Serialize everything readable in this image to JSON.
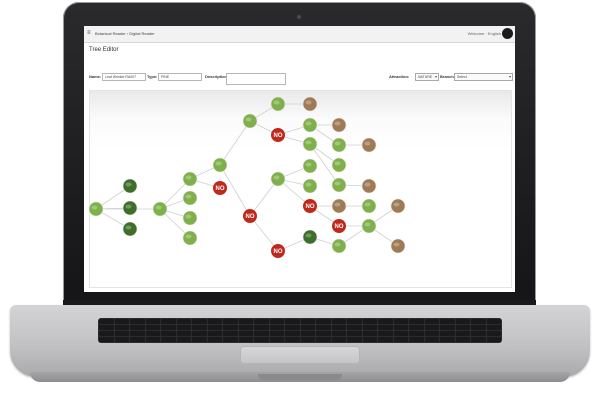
{
  "app": {
    "menu_icon": "hamburger-icon",
    "breadcrumb": "Botanical Reader › Digital Reader",
    "user_label": "Welcome · English",
    "page_title": "Tree Editor"
  },
  "form": {
    "name_label": "Name:",
    "name_value": "Leaf Wrinkle RA007",
    "type_label": "Type:",
    "type_value": "PINE",
    "description_label": "Description:",
    "description_value": "",
    "attraction_label": "Attraction:",
    "attraction_value": "NATURE",
    "branch_label": "Branch:",
    "branch_value": "Select"
  },
  "tree": {
    "no_label": "NO",
    "colors": {
      "no_node": "#c0281c",
      "edge": "#cfcfcf",
      "leaf_light": "#7fb04a",
      "leaf_dark": "#3f6e2a",
      "bark": "#9e7a55"
    }
  }
}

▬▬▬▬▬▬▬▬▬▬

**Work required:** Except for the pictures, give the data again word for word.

**Your response:**
Serialize everything readable in this image to JSON.
{
  "app": {
    "menu_icon": "hamburger-icon",
    "breadcrumb": "Botanical Reader › Digital Reader",
    "user_label": "Welcome · English",
    "page_title": "Tree Editor"
  },
  "form": {
    "name_label": "Name:",
    "name_value": "Leaf Wrinkle RA007",
    "type_label": "Type:",
    "type_value": "PINE",
    "description_label": "Description:",
    "description_value": "",
    "attraction_label": "Attraction:",
    "attraction_value": "NATURE",
    "branch_label": "Branch:",
    "branch_value": "Select"
  },
  "tree": {
    "no_label": "NO",
    "colors": {
      "no_node": "#c0281c",
      "edge": "#cfcfcf",
      "leaf_light": "#7fb04a",
      "leaf_dark": "#3f6e2a",
      "bark": "#9e7a55"
    }
  }
}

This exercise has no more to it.